What are you working on right now?

Being a clinician-researcher, I am exploring more evidence to improve the treatments and management of the population with cardiovascular disease. One side is to promote the wide use of salt substitutes on a broader scale from clinical perspective. The other side is to provide powerful evidence to expand the awareness and application of SGLT2 inhibitors not only limited patients with type 2 diabetes but also with other comorbidities.

What do you hope to achieve in the field of hypertension over the next 5 years?

My goal in the next 5 years is to re-establish myself as an independent physician-scientist in Australia. I am keen to advocate the application of reduced-sodium added-potassium salt substitutions among patients with hypertension in low-middle income countries as well as those low-middle income people in Australia because this is a low-cost, effective and safe intervention to control blood pressure. Also, I hope to build up a continuously developing network to attract more early-middle career cardiologists in China to collaborate with medical scientists globally to ideally integrate resources and conduct large-scale clinical research in the field of hypertension.

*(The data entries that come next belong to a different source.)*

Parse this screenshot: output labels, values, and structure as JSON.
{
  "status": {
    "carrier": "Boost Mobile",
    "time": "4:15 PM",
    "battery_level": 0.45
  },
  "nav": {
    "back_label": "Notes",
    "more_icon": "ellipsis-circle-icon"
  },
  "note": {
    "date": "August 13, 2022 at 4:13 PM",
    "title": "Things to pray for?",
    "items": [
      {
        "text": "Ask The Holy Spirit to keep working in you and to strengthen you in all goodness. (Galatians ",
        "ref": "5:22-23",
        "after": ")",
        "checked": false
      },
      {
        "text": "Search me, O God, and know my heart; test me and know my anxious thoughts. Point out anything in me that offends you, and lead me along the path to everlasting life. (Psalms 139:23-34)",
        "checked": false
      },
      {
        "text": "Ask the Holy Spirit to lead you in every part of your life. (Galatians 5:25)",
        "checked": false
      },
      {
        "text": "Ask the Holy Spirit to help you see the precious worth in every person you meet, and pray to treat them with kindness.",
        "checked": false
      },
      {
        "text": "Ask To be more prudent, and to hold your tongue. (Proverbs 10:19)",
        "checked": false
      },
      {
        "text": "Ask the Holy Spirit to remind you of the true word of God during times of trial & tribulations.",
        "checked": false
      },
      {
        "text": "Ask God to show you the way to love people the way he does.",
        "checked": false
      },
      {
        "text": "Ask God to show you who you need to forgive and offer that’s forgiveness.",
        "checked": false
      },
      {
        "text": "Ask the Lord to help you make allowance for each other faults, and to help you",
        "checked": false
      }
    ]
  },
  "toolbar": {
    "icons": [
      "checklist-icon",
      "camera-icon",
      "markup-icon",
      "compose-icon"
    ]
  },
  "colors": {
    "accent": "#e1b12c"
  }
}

What challenges have you faced in your career to date?

The biggest challenge to date is to start over everything in my middle age. My career trajectory in China was ascending and smooth. Being an adventurer I chose to leave and commence my career in a new country because I have a strong passion for clinical research. I am fortunate to have had the privilege to work with many mentors at the George Institute since my first days in Australia, such as Professor Bruce Neal who leads me in a promising salt world, and Professor Alta Schutte who provides me with the ISH platform. Particularly, Associate Professor Clare Arnott who provides invaluable guidance as well as Professor Gemma Figtree who brings me into the fantastic Australian clinical setting.

Which of your publications are you proudest of and why (please include paper reference)

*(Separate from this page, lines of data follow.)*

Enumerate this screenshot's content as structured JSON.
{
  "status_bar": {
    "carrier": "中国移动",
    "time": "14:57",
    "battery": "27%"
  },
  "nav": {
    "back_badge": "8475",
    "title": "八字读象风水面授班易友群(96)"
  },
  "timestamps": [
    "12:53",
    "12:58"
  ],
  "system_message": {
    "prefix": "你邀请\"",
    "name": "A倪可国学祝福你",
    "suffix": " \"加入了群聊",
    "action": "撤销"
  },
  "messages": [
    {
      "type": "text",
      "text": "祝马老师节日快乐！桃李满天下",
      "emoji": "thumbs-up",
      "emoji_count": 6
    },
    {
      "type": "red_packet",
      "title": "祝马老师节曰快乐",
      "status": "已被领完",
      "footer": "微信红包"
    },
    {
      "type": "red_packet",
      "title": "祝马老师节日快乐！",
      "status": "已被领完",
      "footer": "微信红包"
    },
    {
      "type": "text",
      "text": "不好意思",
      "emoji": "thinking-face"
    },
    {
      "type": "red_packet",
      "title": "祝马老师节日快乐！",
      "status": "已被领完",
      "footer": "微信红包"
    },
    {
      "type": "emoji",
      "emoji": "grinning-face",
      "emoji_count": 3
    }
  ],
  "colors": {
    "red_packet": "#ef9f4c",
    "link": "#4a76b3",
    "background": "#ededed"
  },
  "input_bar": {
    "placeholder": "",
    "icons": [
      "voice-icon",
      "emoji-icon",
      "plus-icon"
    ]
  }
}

The paper entitled “Effects of a reduced-sodium added-potassium salt substitute on blood pressure in rural Indian hypertensive patients: a randomized, double-blind, controlled trial” is my proudest one. Firstly, it is the first salt substitute intervention RCT to support the use of salt substitute for home use as a low-cost and practical intervention to reduce blood pressure among hypertensive patients in rural India. Secondly, it demonstrated my career transition from clinician to researcher through each step of RCT including project grant application, proposal development, project conduction and final trial result report. Importantly, it shaped my research spirit, team collaboration and critical thinking.
Yu J, Thout SR, Li Q, Tian M, Marklund M, Arnott C, Huffman MD, Praveen D, Johnson C, Huang L, Pettigrew S, Neal B, Wu JHY. Effects of a reduced-sodium added-potassium salt substitute on blood pressure in rural Indian hypertensive patients: a randomized, double-blind, controlled trial. Am J Clin Nutr. 2021 Jul 1;114(1):185-193. doi: 10.1093/ajcn/nqab054. PMID: 33782684.

What is your favourite manuscript from a lab other than your own?

I think it is the literature from Nancy J Aburto, Anna Ziolkovska, Lee Hooper, Paul Elliott, Francesco P Cappuccio and Joerg J Meerpohl titled “Effect of lower sodium intake on health: systematic review and meta-analyses.” published in BMI in 2013. This article should be one of those salt-related publications which impact me most because the findings provided strong scientific evidence that reduced sodium intake reduced blood pressure and lower sodium intake was also associated with a reduced risk of stroke and fatal coronary heart disease in adults.

What are your passions outside of work?

My passions outside of work are exploring people with different cultural backgrounds and traveling the mysterious world.